6 Transplant (but not relevant for me; insurance won’t pay at my age)
7 Antaracyclines (doxyl/dekorubicin)
8 Clinical trials (some very relevant ones going on there)
9 Antibodies: The very big and extremely encouraging news in the field is that this week, the FDA approved Daratumumab, an anti-CD38 antibody, with really encouraging results for myeloma patients in a variety of clinical trials; the most exciting thing to come along in many years, perhaps ever.
February 7, 2018
PET scan finds no evidence of lesions. Good news. Now reverting to blood test every three months, next in early March, to see what the paraprotein (M-spike) is doing.
December 1, 2017
The key scores fluctuate. The oncologist says we need more information. So the next step will be a PET scan early next year, which would show if there are lesions anywhere in the body. If yes, then treatment will change. If no, I stay on the every-two-or-three month blood test regimen.
September 3, 2017
And now after 12 weeks they are creeping down again, which is good. So now I am back on the 3-month rota, with the next tests at the end of November.
July 18, 2017
The oncologist points out that my two most important scores (paraprotein and kappa light chain) are “creeping upward.” Not enough to be alarmed, but enough to be concerned. So my time between tests is reduced from 12 weeks to 6. If the ‘creep’ continues after 6 weeks, then it will be time for a bone marrow biopsy. (The first one I had, 3 yeaers ago, was by far the worst pain I’ve ever suffered; six minutes of agony. So for the next one, I asked for, and got, full sedation. Unfortunately, UCSF doesn’t do sedation for this procedure, which will be a challenge. I may need to go elsewhere, since I won’t do it any other way.) More will be known on September 1st.
January 23, 2017
The every-three-months multiple myeloma blood test is satisfactory; no changes; return in three months. The kidney test numbers are also good--the tiny cancer (2.3 millimeters) remains tiny; return in six months. But the kidney "cat scan" inadvertently also detected coronary artery calcification, which needs to be looked at. Feeling fine, but that matter is potentially troublesome.
July 15, 2016
Kidney test numbers good. Return in January.
June 5, 2016
Blood test numbers look good.

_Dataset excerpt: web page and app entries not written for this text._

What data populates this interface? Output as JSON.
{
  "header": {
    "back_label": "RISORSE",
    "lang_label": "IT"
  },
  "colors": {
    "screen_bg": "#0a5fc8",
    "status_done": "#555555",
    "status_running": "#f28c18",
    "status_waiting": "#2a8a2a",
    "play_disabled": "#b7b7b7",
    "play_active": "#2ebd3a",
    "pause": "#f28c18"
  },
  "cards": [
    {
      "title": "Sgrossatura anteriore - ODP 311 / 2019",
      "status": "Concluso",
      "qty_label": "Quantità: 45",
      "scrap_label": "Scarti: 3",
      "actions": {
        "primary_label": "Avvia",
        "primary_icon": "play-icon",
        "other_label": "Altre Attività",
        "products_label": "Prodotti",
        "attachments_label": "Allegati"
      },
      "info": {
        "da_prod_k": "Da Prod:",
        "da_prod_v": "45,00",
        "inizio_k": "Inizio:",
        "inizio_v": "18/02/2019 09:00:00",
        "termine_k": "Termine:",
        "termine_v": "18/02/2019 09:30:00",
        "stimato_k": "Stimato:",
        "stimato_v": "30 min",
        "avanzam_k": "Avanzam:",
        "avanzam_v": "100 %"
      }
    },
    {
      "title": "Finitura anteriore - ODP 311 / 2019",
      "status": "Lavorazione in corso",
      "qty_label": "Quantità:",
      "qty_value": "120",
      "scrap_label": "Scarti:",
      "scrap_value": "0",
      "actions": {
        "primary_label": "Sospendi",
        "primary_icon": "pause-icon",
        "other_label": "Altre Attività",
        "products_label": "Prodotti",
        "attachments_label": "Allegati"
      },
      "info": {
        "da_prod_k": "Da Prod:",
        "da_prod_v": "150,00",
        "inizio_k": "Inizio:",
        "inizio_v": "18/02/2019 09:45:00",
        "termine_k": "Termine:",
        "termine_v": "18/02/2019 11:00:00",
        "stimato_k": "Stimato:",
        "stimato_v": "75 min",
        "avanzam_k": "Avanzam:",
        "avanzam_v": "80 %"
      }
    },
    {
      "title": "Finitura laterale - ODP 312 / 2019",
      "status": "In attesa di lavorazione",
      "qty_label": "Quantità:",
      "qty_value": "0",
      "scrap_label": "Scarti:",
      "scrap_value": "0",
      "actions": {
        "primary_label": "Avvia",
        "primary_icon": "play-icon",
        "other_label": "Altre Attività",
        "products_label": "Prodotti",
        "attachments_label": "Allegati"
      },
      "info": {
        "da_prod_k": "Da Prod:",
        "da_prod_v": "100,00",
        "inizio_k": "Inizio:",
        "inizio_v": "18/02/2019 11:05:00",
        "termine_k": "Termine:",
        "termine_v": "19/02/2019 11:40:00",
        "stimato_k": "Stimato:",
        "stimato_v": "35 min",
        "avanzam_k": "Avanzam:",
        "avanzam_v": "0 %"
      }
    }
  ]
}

Return in September.
March 10, 2016
Following lab tests yesterday, UCSF has put me on a three-month rota: no more medicine, and blood tests every 3 months to see how things are going. This is encouraging.
February 22, 2016

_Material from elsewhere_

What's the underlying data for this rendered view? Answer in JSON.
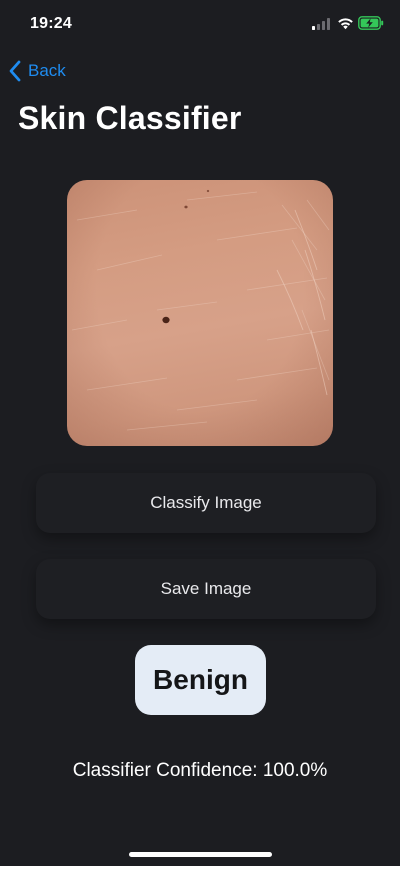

Meeting with Dr. Kirsten Greene at UCSF, one of their kidney cancer specialists. Turns out that the tiny black mass inside a kidney cyst, discovered by CT scan, is probably cancerous (75% chance), but also extremely unlikely to grow (1% to 5% chance). So it will be checked every 3 to 6 months.
If the cyst does grow, it can be destroyed with a hot or cold needle (tiny incision in back), or removed laparoscopically (robotically, also through tiny incision in back).
The kidney issue has nothing whatever to do with the myeloma situation.
February 13, 2016
One thing about getting a full-body PT Scan is that it provides an extremely detailed look at everything from guzzle to zatch – or scalp to toes – much of which would never be looked at in the normal course of ordinary testing – and things inevitably will be found.
• There were no bone lesions-- the main thing being looked for. This is very good.
• No problems with liver, spleen, pancreas, adrenal glands, vascalature, GI tract.
• discovery of a small hernia—something better dealt with sooner than later, because it grows—so I’m going in for the outpatient procedure in 2 weeks. (April: all done; all is well.)
• Cystic in left kidney, which needs an expert to look at.
Meanwhile, I feel absolutely fine. Doing chemo for 6 months and then stopping is a surefire way to feel better.
January 23, 2016
I'm in a routine pattern now, having a blood test every six weeks. As long as there are no significant changes, then I am considered to have the pre-cancerous condition called "smoldering myeloma," which may or may not become cancerous. But for now, all is well. No more chemotherapy, and feeling so much better as a result. If the next few six-week checkups are also good, I'll go to an every-three-months regimen.